Your Membership Includes:
  • 10 page views for 1 month
  • Access to Over 145+ million Newspaper Pages
  • Ability to View, Save, and Print
  • Articles featuring over 100 million people
  • Weekly Search Alerts - We search for you!
  • & Many More Features!
Subscribe for a Monthly Membership only for $29.95
Your Membership Includes:
  • Unlimited Page Views
  • Access to Over 145+ million Newspaper Pages
  • Ability to View, Save, and Print
  • Articles featuring over 100 million people
  • Full Access To All Content including 10 Foreign Countries
  • Weekly Search Alerts - We search for you!
  • & Many More Features!
Subscribe for a 6 Month Membership only for $99.95
Best Value!

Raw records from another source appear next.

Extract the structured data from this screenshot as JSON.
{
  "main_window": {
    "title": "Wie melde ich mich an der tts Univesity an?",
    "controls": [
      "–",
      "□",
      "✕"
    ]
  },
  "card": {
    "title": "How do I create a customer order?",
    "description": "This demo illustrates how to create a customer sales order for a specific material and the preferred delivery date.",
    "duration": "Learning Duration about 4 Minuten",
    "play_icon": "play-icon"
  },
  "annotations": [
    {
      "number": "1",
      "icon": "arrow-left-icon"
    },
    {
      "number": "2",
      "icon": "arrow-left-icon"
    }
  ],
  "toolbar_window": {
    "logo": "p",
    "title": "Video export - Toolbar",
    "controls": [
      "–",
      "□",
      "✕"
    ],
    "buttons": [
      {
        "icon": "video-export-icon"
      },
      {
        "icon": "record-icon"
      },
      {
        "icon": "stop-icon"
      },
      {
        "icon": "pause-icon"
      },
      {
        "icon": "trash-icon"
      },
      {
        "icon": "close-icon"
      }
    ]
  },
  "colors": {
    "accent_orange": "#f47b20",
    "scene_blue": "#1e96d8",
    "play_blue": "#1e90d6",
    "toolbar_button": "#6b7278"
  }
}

Save -45%
Your Membership Includes:
  • Unlimited Page Views
  • Access to Over 145+ million Newspaper Pages
  • Ability to View, Save, and Print
  • Articles featuring over 100 million people
  • Full Access To All Content including 10 Foreign Countries
  • Weekly Search Alerts - We search for you!
  • & Many More Features!

What our Customers Say:

"It is amazing how easy and exciting it is to access all of this information! I found hundreds of articles about my relatives from Germany! Well worth the subscription!" - Michael S.

"I love this site. It's interesting to read articles about different family members. I've found articles as well as an obituary about an uncle who passed away before I was born, and another about a great aunt. It's great for helping with genealogy." - Patricia T.

"A great research tool. Allows me to view events and gives me incredible insight into the stories of the past." - Charles S.

Search Billions of Newspaper Articles 145 Million+ Pages and More Added Weekly!

Uncover 400+ Years
of Newspaper Archives
(1607 to today!)

Browse by Date

Research Newspaper Articles from 19 Countries
& all 50 U.S. States

Browse by Location

Explore 6,200+ Current &
Historical Newspaper Titles
and Counting!

Browse by Publication